that our lives had become unmanageable.
"All spiritual traditions have a wisdom literature. Alcoholics Anonymous is a spiritual tradition. Its influence and spread in the present century is going to depend on how well each generation of those in recovery assimilate and interiorize the basic wisdom that is enshrined in the Twelve Steps and the Twelve Traditions." —Thomas Keating
In this major new work, Father Thomas Keating reflects on the wisdom and legacy of the Alcoholics Anonymous Twelve-Step Method and its connections to, and similarities with, the Christian mystical traditions of centering prayer and Lectio Divina. In conversation with a long-time member of AA meetings, Father Thomas talks insightfully about surrendering to one’s Higher Power and the journey that must be undertaken for the healing of the soul to begin.
About the author
Fr. Thomas Keating is an internationally renowned theologian and an accomplished author. He has traveled the world to speak with laypeople and communities about contemplative Christian practices and the psychology of the spiritual journey, which is the subject of his Spiritual Journey video and DVD series. Since the reforms of Vatican II, Fr. Keating has been a core participant in and supporter of interreligious dialogue. He helped found the Snowmass Interreligious Conference, which had its first meeting in the fall of 1983 and continues to meet each spring. Fr. Keating also is a past president of the Temple of Understanding and of the Monastic Interreligious Dialogue.
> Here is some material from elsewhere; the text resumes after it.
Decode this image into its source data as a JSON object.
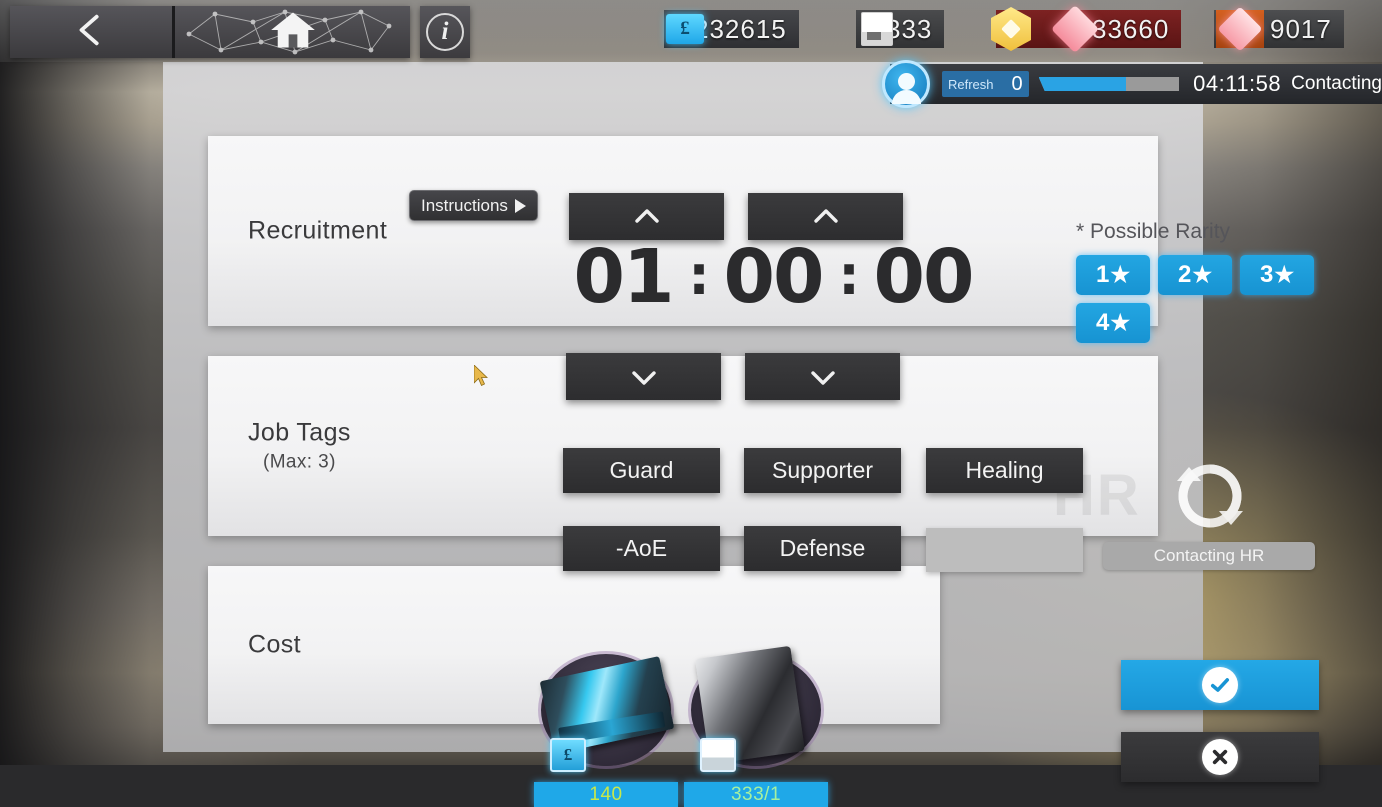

During Fr. Keating's term as abbot at St. Joseph's and in response to the reforms of Vatican II, he invited teachers from the East to the monastery. As a result of this exposure to Eastern spiritual traditions, Fr. Keating and several of the monks at St. Joseph's were led to develop the modern form of Christian contemplative prayer called Centering Prayer. Fr. Keating was a central figure in the initiation of the Centering Prayer movement. He offered Centering Prayer workshops and retreats to clergy and laypeople and authored articles and books on the method and fruits of Centering Prayer. In 1983, he presented a two-week intensive Centering Prayer retreat at the Lama Foundation in San Cristabol, New Mexico, which proved to be a watershed event. Many of the people prominent in the Centering Prayer movement today attended this retreat. Contemplative Outreach was created in 1984 to support the growing spiritual network of Centering Prayer practitioners. Fr. Keating became the community's president in 1985, a position he held until 1999.
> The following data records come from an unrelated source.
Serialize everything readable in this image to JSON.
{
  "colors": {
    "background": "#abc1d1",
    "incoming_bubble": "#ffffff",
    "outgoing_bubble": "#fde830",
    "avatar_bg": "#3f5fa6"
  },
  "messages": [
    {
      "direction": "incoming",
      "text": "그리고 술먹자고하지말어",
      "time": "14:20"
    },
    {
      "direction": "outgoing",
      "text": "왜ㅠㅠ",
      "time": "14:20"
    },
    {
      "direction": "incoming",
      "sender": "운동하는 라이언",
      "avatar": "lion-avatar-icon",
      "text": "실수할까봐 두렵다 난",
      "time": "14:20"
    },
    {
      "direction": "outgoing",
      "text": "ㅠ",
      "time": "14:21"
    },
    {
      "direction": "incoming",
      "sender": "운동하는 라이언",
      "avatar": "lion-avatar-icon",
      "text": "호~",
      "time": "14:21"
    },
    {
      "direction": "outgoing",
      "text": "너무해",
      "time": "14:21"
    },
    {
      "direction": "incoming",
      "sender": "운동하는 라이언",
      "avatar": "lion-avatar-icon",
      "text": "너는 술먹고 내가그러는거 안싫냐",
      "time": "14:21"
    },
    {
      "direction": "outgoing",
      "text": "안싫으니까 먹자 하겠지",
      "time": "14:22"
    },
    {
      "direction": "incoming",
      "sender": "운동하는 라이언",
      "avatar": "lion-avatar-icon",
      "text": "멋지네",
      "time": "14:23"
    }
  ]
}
For more information, visit: http://www.contemplativeoutreach.org/